In my very strong opinion, it all comes back to birth control. Until there is effective and safe birth control for both men and women, abortion is going to be a reality whether we like it or not, whether we agree with it or not. If it doesn’t happen in hospitals, it’ll happen in dirty basement rooms. If you want to stop abortions, stop pregnancies before they happen.
And there simply must be more involvement of men in this whole equation. In terms of abortion, it seems to me that too many people ignore the fact that there’s a father involved. Now if it’s a rape or some other horrid situation, sure, his parental rights mean diddly squat. But if it’s a situation like with my sister or myself, he should have at least some rights. And when it comes to birth control, he MUST be as responsible about preventing pregnancy as she is. It takes two to make a baby. When we see abortion in terms of women alone, we do a disservice to all men.
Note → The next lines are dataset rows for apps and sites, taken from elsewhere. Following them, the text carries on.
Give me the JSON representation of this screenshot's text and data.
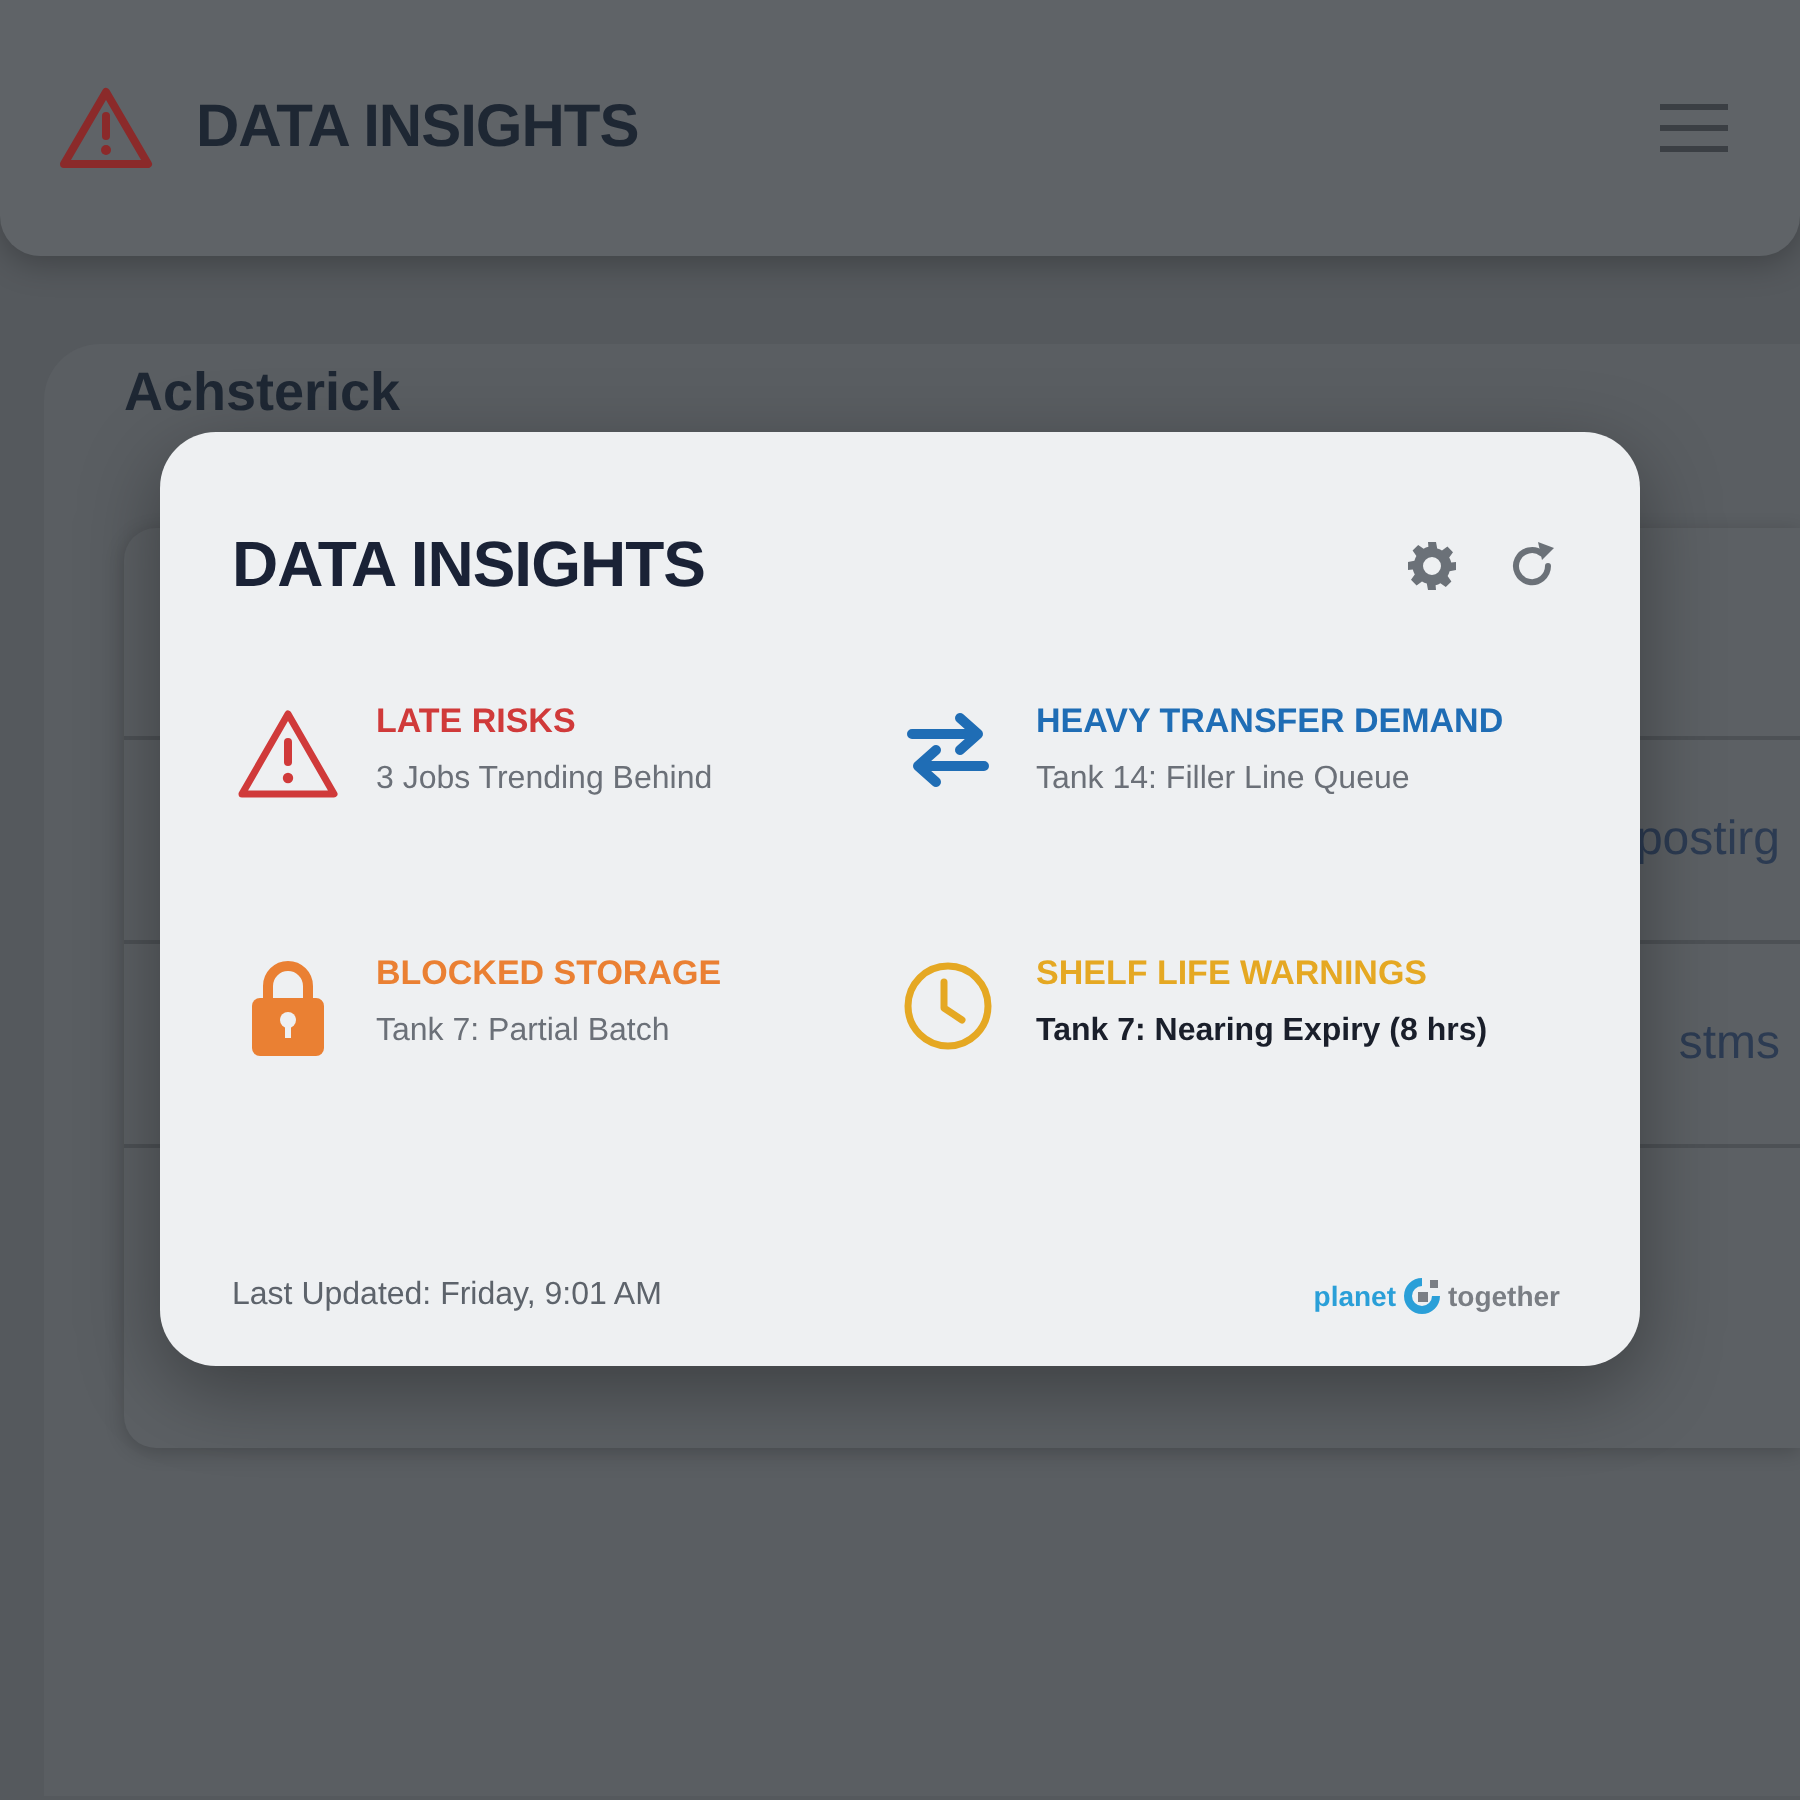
{
  "header": {
    "title": "DATA INSIGHTS"
  },
  "background_card": {
    "title": "Achsterick",
    "rows": [
      "postirg",
      "stms"
    ]
  },
  "dialog": {
    "title": "DATA INSIGHTS",
    "insights": [
      {
        "kind": "warning",
        "title": "LATE RISKS",
        "detail": "3 Jobs Trending Behind",
        "color": "#d03a3a",
        "emphasized": false
      },
      {
        "kind": "transfer",
        "title": "HEAVY TRANSFER DEMAND",
        "detail": "Tank 14: Filler Line Queue",
        "color": "#1f6db5",
        "emphasized": false
      },
      {
        "kind": "lock",
        "title": "BLOCKED STORAGE",
        "detail": "Tank 7: Partial Batch",
        "color": "#ea8033",
        "emphasized": false
      },
      {
        "kind": "clock",
        "title": "SHELF LIFE WARNINGS",
        "detail": "Tank 7: Nearing Expiry (8 hrs)",
        "color": "#e5a823",
        "emphasized": true
      }
    ],
    "last_updated": "Last Updated: Friday, 9:01 AM",
    "logo": {
      "left": "planet",
      "right": "together"
    }
  }
}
We strip them of their rights, AND their responsibilities as fathers.
All of this debate seems to come about because of the 7% of abortions that take place after the first trimester, aka 13 weeks gestation. Of that 7%, 6% happened before the 20th week, and 1% happened after the 20th week. Because of the political mess involved, there’s very little study of abortions that happen after the 30th week, but after several hours of investigation, I couldn’t find a single mention of one that was elective (meaning done “just because” rather than for a pressing medical reason). That doesn’t mean they aren’t happening (Gosnell is proof of that, in my opinion), but it does indicate that we’re not seeing a rash of post 30 week abortions.
Those who chose to get abortions post 30 weeks are doing so because either they found out late about fetal abnormalities (Trisomy 13, 21, etc, or other fatal abnormalities), or because they’ve been attempting to get an abortion for months and only at that point have managed to get together the ability and money (there are only a handful of places in the country that will do legal abortions that late, and generally speaking, insurance doesn’t cover it even in the case of severe and fatal abnormalities of the fetus, so you’re on the line for upwards of $25,000 in costs).
It appears to me that we need to focus on the 6% of women who are getting abortions between 10 and 20 weeks. Those after that point are in medical distress of some kind, which really ought to be covered. I find it incredibly heinous that a woman with a dead or suffering child within her has to come up with $25k cash to deal with the problem. Those before that point should really be able to get something in a nearby state if their own doesn’t offer it.
Why are these women seeking abortion? That’s a question that no one is answering. In the current political clime, it’s not going to be answered, either. No woman is willing to let go of a shred of her anonymity, however small it might be. Yes, that matter of privacy is That Important. And it isn’t necessarily to do with abortion at all.
After all… If someone were to ask a bunch of personal questions about you, with the knowledge that it might be used against your right to keep and bear arms, but really it wasn’t something that affected You Directly… would you want it? No, you would not. The consequences in the future are too large to deal with. The possibility of misuse is vast.
Yet women are expected to just allow it.
In a nutshell, that is why so many women are standing together on this issue, even those of us who aren’t going to get an abortion (because we’re too old, or we’re fixed, or we can’t bear children for whatever reason). The overlying issues that could come out of this fraying of personal privacy are too great.
If you want to read stats and more on the subject, check out these sites: